Those who have low vision emphasize taking care of your eyes and if you have a condition, to be aware of your current process.
“For families of people with macular, I can’t stress enough the importance of watching their progression and making sure that you’re there to help, you’re there to take any burden off of them because it’s so frustrating to first of all age and then age and not be able to do simple tasks,” says Roberta’s daughter, Ann.
Sanford Health is allowing patients to use a new device to help those with low vision see things more clearly. The IrisVision arrived at Sanford Health last week and is already making an impact for the ones using them who have certain degenerative eye conditions.
The National Herald has reported that Representatives Carolyn Maloney (D-NY-12) and Gus Bilirakis (R-FL-12), have reintroduced the Medicare Demonstration of Coverage for Low Vision Act. This legislation would help vision-impaired Medicare beneficiaries live safe and independent lives by creating a five-year national demonstration project to evaluate the economic impact of allowing reimbursement for low vision devices, which are currently excluded from Medicare coverage.
The legislation was first introduced in the 116th Congress in 2019 and had 25 original co-sponsors in the House of Representatives.
Medicare coverage for assistive equipment would offer more choice to visually impaired Americans who are Medicare eligible.
Representative Bilirakis, a visually impaired American himself, believes the legislation is a preventative measure that will help seniors stay healthy, active, and self-sufficient for a longer period of time as they access low vision assistive devices that have previously been out of reach for seniors on a fixed income.
Eye-Link presented its first grant in 2001, and continues to provide a wide range of specialized assistive equipment and adaptive technologies to visually impaired and blind residents in Minnesota, North Dakota and Wisconsin, many who are Seniors challenged by substantial and uncorrectable sight loss.
HOW YOUR OWN DNA COULD SOMEDAY SAVE YOUR VISION
Imagine living with a genetic disease that could cause blindness in your 40s—and your doctor tells you there are no treatment options. It's for patients like these that Johnson & Johnson is harnessing cutting-edge technology in the hope of finding real solutions.
By Hallie Levine October 11, 2021
It can be devastating to watch someone slowly lose their vision.
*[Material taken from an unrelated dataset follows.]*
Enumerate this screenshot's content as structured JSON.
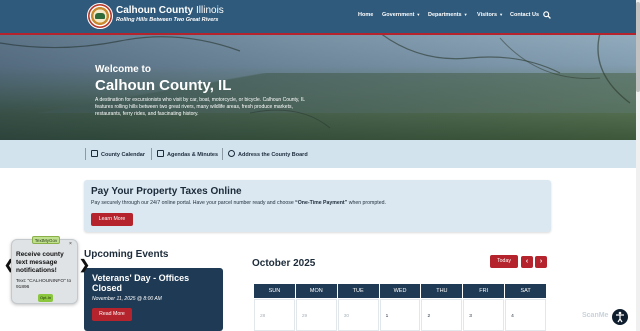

Just ask James List, M.D., Ph.D., Global Therapeutic Area Head of Cardiovascular, Metabolism and Retina at Janssen Research & Development, part of the Janssen Pharmaceutical Companies of Johnson & Johnson. Before he joined the company in 2014, the Harvard endocrinologist spent his days counseling patients with diabetes. “Many people don’t realize that diabetes can cause irreversible damage to multiple organs, including the eyes,” he says.
Aimee Volk, MS, OTR/L, Vision and Independent Living Services Administrator for North Dakota Vocational Rehabilitation Human Services has been elected as a Director for Eye-Link North Dakota.
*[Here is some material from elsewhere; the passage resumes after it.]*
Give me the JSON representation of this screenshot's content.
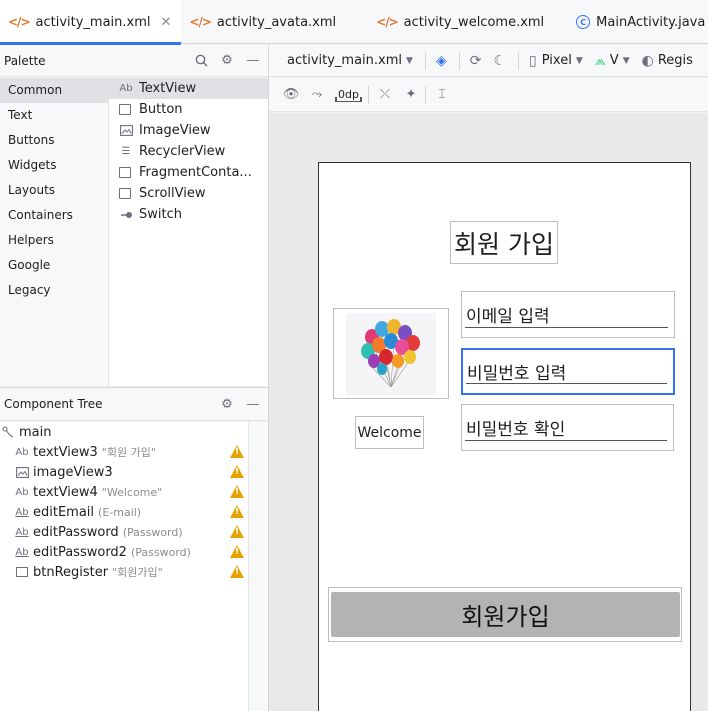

Aimee has a true desire for helping individuals coping with substantial sight loss regain and maintain their independence. Aimee began her career in Occupational Therapy in 2010 working in various settings of the hospital including ICU, rehabilitation, and acute care. Aimee soon realized her passion was with vision. In 2017, Aimee began a new journey as the Vision and Independent Living Services Administrator for the North Dakota Division of Vocational Rehabilitation. Aimee’s educational background includes a Bachelor’s of University Studies, a Master’s degree in Occupational Therapy (2009) from the University of Mary in Bismarck, ND, and a Graduate Certificate in Low Vision (2020) from the University of Alabama at Birmingham. Aimee currently resides in Bismarck, ND with her husband Troy, daughters Paighton and Mallana, and three dogs.
Eye-Link welcomes the leadership and experience Aimee brings to the North Dakota Board.